So added to the $331.63 in known flat rate costs, we must include 1.75 (billable hours) x $120 (hourly overhead) = $210 in overhead for this particular job.

$331.63 + $210 = $541.63.

This is the contractor's total job cost, or break-even point, for that toilet installation.

Now we must factor in the final element -- profit. His profit goal is 25 percent. Most of you are thinking all we need to do is multiply $541.63 x .25, and add the result to get a selling price of $677.04. If so, you are guilty of stinkin' thinkin'!

To obtain 25 percent profit on this or any other job, we must calculate the profit as a percentage of the final selling price, not the job cost. Since we do not know it yet, we must derive it mathematically by dividing the job cost, $541.63, by 75 percent (.75). If you have a calculator handy you'll quickly determine that this results in a selling price of $722.17. This is what our client charges to install a Gerber Ultra-Flush water closet.

Good Value

Again, your price may differ because of a different cost structure and perhaps a willingness to settle for a smaller profit percentage. I don't really care how much you charge, as long as you earn a decent living for yourself and your faithful associates, cover all your costs and make a good profit.

Unfortunately, the vast majority of service and repair contractors in this industry do none of this. As a result, they lower consumer expectations of what is a "reasonable" price to pay for plumbing and heating services, which hurts all of us. In fact, I'm sure many of you reading this column will say that $722.17 is way too much to charge for a toilet installation.

Is it? In response, I say, you are the one who doesn't understand value. Consider this contractor is providing an indispensable product, one of the best of its kind on the market and guaranteeing it will work. This will probably be the last toilet the homeowner needs for at least 20 years or probably more, unless the homeowner decides to replace it for cosmetic reasons.

How much do you think that homeowner will pay for a new carpet or a new sofa or lounge chair?
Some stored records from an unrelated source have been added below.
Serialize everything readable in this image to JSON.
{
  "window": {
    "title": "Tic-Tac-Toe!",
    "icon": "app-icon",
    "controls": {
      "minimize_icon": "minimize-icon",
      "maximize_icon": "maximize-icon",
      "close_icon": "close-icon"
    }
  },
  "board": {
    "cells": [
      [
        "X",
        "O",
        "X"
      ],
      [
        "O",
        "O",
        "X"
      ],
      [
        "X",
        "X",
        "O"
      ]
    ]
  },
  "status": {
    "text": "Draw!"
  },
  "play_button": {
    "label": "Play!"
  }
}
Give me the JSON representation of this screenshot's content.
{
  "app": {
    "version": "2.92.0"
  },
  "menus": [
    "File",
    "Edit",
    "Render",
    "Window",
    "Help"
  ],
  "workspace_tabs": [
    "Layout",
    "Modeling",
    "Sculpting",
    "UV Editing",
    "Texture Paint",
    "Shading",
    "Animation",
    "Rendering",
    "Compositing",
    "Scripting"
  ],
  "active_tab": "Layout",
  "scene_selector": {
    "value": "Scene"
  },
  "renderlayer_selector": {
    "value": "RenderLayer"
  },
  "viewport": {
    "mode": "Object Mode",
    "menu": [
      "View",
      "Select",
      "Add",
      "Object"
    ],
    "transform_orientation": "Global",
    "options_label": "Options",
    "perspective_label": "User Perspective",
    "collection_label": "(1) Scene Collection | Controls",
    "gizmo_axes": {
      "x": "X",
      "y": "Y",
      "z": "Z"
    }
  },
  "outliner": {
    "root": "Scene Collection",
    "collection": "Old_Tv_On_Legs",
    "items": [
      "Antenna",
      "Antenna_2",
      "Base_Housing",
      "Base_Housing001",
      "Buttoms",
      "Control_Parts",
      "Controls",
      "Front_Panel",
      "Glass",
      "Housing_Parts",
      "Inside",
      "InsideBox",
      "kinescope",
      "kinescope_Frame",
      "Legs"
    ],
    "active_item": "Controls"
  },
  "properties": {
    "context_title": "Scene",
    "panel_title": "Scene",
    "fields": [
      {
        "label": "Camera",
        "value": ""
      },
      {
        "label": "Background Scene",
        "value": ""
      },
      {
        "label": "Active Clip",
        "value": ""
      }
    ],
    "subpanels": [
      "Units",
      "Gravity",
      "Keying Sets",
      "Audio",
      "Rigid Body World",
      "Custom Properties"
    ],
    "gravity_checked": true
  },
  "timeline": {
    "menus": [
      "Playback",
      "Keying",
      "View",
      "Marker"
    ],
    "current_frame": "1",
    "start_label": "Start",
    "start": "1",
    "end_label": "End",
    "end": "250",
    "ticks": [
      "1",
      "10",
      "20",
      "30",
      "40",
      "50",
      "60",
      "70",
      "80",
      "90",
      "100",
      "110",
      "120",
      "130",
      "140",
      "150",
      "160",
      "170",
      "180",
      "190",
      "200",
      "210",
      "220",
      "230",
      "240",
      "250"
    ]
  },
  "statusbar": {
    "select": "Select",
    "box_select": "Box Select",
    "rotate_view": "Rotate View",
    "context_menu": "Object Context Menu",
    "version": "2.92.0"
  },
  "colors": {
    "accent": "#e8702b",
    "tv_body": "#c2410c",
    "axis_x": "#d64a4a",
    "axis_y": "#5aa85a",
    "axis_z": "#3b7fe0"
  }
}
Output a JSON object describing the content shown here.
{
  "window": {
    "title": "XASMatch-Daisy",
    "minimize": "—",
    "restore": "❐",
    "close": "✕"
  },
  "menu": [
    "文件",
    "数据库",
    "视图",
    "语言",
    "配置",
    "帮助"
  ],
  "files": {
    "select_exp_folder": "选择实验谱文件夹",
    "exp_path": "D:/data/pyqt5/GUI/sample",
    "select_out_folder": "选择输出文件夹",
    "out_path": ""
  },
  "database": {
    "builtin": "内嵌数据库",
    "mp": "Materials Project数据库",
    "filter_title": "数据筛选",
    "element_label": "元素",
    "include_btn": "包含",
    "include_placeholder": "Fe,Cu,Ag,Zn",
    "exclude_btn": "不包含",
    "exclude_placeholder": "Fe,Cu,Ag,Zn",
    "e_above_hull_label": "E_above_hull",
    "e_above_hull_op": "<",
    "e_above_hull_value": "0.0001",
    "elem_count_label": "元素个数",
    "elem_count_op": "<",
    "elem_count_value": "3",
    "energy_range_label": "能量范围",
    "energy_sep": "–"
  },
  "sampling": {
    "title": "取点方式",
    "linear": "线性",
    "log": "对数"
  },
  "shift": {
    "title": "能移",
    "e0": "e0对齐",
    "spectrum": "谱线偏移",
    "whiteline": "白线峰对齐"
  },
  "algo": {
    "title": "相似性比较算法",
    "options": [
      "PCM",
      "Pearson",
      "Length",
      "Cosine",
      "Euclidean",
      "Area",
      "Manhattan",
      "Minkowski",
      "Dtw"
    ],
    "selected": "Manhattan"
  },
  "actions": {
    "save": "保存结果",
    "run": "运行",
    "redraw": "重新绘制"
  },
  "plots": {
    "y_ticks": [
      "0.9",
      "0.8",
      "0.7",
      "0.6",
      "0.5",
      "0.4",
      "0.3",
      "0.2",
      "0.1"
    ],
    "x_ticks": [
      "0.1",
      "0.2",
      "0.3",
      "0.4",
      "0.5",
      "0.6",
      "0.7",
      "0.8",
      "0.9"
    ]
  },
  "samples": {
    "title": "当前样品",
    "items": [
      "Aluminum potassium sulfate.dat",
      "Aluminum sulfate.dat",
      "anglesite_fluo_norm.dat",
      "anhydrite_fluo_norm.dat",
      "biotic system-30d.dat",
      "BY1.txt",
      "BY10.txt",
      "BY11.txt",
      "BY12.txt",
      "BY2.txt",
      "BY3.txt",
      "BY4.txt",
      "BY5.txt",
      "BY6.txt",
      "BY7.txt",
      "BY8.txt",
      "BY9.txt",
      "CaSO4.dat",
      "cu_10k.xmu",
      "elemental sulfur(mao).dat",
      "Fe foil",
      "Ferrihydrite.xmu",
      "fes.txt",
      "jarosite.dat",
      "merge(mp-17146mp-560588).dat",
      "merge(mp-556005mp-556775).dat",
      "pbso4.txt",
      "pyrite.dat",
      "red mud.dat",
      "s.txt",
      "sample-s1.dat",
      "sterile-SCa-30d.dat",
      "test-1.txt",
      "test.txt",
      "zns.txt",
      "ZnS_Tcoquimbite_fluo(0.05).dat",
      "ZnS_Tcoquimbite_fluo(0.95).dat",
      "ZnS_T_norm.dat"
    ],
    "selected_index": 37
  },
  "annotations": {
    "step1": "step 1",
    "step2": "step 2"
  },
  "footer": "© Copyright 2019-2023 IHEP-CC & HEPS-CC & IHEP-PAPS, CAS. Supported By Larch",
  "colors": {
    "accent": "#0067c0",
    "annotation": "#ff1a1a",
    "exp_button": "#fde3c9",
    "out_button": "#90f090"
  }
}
Try to obtain those goods for less than $722. And do you think they will last 20 years in any decent condition? How much do you think homeowners invest each year in landscaping?

So hold your poison pen letters. Instead, take a moment to do some soul-searching. Ask yourself whether the goods and services you provide are really worth so much less than all the other expenditures homeowners shell out for household items. It's time to hold your professional head up high, and stop thinking like a slug.